- _Work request_: The records, repeated exactly and in full, are the expected answer.

-- Dataset content follows --

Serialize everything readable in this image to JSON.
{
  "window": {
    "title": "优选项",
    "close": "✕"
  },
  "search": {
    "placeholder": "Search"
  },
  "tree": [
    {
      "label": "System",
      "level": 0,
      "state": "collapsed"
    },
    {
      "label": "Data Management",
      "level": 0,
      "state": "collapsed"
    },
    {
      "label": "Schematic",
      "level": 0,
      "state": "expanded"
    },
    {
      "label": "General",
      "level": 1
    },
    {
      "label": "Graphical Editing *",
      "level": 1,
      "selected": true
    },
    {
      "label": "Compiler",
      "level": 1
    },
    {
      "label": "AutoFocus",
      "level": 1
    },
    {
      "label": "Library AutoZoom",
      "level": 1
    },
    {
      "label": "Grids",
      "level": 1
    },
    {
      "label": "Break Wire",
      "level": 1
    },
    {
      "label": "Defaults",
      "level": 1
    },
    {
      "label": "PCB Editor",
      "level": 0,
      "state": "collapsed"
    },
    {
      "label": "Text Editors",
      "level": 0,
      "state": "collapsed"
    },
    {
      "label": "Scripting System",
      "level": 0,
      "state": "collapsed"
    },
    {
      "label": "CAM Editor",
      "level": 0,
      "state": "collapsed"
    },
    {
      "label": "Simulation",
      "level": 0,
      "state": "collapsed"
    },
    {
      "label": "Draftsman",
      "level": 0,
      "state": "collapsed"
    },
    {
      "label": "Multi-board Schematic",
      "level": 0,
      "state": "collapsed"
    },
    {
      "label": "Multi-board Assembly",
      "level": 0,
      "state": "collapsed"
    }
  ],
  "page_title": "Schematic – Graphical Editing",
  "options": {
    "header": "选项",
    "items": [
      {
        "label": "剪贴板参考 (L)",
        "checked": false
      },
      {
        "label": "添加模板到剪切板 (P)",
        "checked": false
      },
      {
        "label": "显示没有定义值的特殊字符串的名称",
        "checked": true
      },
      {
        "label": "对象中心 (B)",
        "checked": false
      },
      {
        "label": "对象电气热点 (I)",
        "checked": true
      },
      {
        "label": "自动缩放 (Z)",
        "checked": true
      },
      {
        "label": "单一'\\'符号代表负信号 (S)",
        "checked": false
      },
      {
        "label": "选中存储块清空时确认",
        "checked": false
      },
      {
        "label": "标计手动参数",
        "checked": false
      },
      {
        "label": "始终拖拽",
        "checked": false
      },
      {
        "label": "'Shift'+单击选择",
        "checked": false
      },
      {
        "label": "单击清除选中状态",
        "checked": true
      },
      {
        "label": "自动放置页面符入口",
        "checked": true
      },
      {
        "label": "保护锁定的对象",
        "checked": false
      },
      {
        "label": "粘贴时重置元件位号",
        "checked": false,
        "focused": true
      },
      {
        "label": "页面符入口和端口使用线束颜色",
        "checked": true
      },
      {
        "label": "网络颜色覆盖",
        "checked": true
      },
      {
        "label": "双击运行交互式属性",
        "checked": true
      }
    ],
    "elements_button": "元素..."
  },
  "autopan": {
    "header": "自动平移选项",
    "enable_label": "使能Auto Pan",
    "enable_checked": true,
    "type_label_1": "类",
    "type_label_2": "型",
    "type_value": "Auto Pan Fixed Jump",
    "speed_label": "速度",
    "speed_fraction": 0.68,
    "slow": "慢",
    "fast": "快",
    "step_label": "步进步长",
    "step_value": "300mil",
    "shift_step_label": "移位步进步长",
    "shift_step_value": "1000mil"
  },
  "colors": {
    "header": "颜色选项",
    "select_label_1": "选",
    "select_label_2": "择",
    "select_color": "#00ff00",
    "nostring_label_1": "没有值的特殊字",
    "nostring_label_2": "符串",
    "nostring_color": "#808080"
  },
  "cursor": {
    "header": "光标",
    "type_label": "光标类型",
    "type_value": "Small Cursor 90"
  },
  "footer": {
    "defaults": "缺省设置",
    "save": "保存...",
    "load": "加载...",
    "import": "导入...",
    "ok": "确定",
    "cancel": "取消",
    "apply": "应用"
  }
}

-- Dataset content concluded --

- _Your response_:
Serialize everything readable in this image to JSON.
{
  "window": {
    "title": "优选项",
    "close": "✕"
  },
  "search": {
    "placeholder": "Search"
  },
  "tree": [
    {
      "label": "System",
      "level": 0,
      "state": "collapsed"
    },
    {
      "label": "Data Management",
      "level": 0,
      "state": "collapsed"
    },
    {
      "label": "Schematic",
      "level": 0,
      "state": "expanded"
    },
    {
      "label": "General",
      "level": 1
    },
    {
      "label": "Graphical Editing *",
      "level": 1,
      "selected": true
    },
    {
      "label": "Compiler",
      "level": 1
    },
    {
      "label": "AutoFocus",
      "level": 1
    },
    {
      "label": "Library AutoZoom",
      "level": 1
    },
    {
      "label": "Grids",
      "level": 1
    },
    {
      "label": "Break Wire",
      "level": 1
    },
    {
      "label": "Defaults",
      "level": 1
    },
    {
      "label": "PCB Editor",
      "level": 0,
      "state": "collapsed"
    },
    {
      "label": "Text Editors",
      "level": 0,
      "state": "collapsed"
    },
    {
      "label": "Scripting System",
      "level": 0,
      "state": "collapsed"
    },
    {
      "label": "CAM Editor",
      "level": 0,
      "state": "collapsed"
    },
    {
      "label": "Simulation",
      "level": 0,
      "state": "collapsed"
    },
    {
      "label": "Draftsman",
      "level": 0,
      "state": "collapsed"
    },
    {
      "label": "Multi-board Schematic",
      "level": 0,
      "state": "collapsed"
    },
    {
      "label": "Multi-board Assembly",
      "level": 0,
      "state": "collapsed"
    }
  ],
  "page_title": "Schematic – Graphical Editing",
  "options": {
    "header": "选项",
    "items": [
      {
        "label": "剪贴板参考 (L)",
        "checked": false
      },
      {
        "label": "添加模板到剪切板 (P)",
        "checked": false
      },
      {
        "label": "显示没有定义值的特殊字符串的名称",
        "checked": true
      },
      {
        "label": "对象中心 (B)",
        "checked": false
      },
      {
        "label": "对象电气热点 (I)",
        "checked": true
      },
      {
        "label": "自动缩放 (Z)",
        "checked": true
      },
      {
        "label": "单一'\\'符号代表负信号 (S)",
        "checked": false
      },
      {
        "label": "选中存储块清空时确认",
        "checked": false
      },
      {
        "label": "标计手动参数",
        "checked": false
      },
      {
        "label": "始终拖拽",
        "checked": false
      },
      {
        "label": "'Shift'+单击选择",
        "checked": false
      },
      {
        "label": "单击清除选中状态",
        "checked": true
      },
      {
        "label": "自动放置页面符入口",
        "checked": true
      },
      {
        "label": "保护锁定的对象",
        "checked": false
      },
      {
        "label": "粘贴时重置元件位号",
        "checked": false,
        "focused": true
      },
      {
        "label": "页面符入口和端口使用线束颜色",
        "checked": true
      },
      {
        "label": "网络颜色覆盖",
        "checked": true
      },
      {
        "label": "双击运行交互式属性",
        "checked": true
      }
    ],
    "elements_button": "元素..."
  },
  "autopan": {
    "header": "自动平移选项",
    "enable_label": "使能Auto Pan",
    "enable_checked": true,
    "type_label_1": "类",
    "type_label_2": "型",
    "type_value": "Auto Pan Fixed Jump",
    "speed_label": "速度",
    "speed_fraction": 0.68,
    "slow": "慢",
    "fast": "快",
    "step_label": "步进步长",
    "step_value": "300mil",
    "shift_step_label": "移位步进步长",
    "shift_step_value": "1000mil"
  },
  "colors": {
    "header": "颜色选项",
    "select_label_1": "选",
    "select_label_2": "择",
    "select_color": "#00ff00",
    "nostring_label_1": "没有值的特殊字",
    "nostring_label_2": "符串",
    "nostring_color": "#808080"
  },
  "cursor": {
    "header": "光标",
    "type_label": "光标类型",
    "type_value": "Small Cursor 90"
  },
  "footer": {
    "defaults": "缺省设置",
    "save": "保存...",
    "load": "加载...",
    "import": "导入...",
    "ok": "确定",
    "cancel": "取消",
    "apply": "应用"
  }
}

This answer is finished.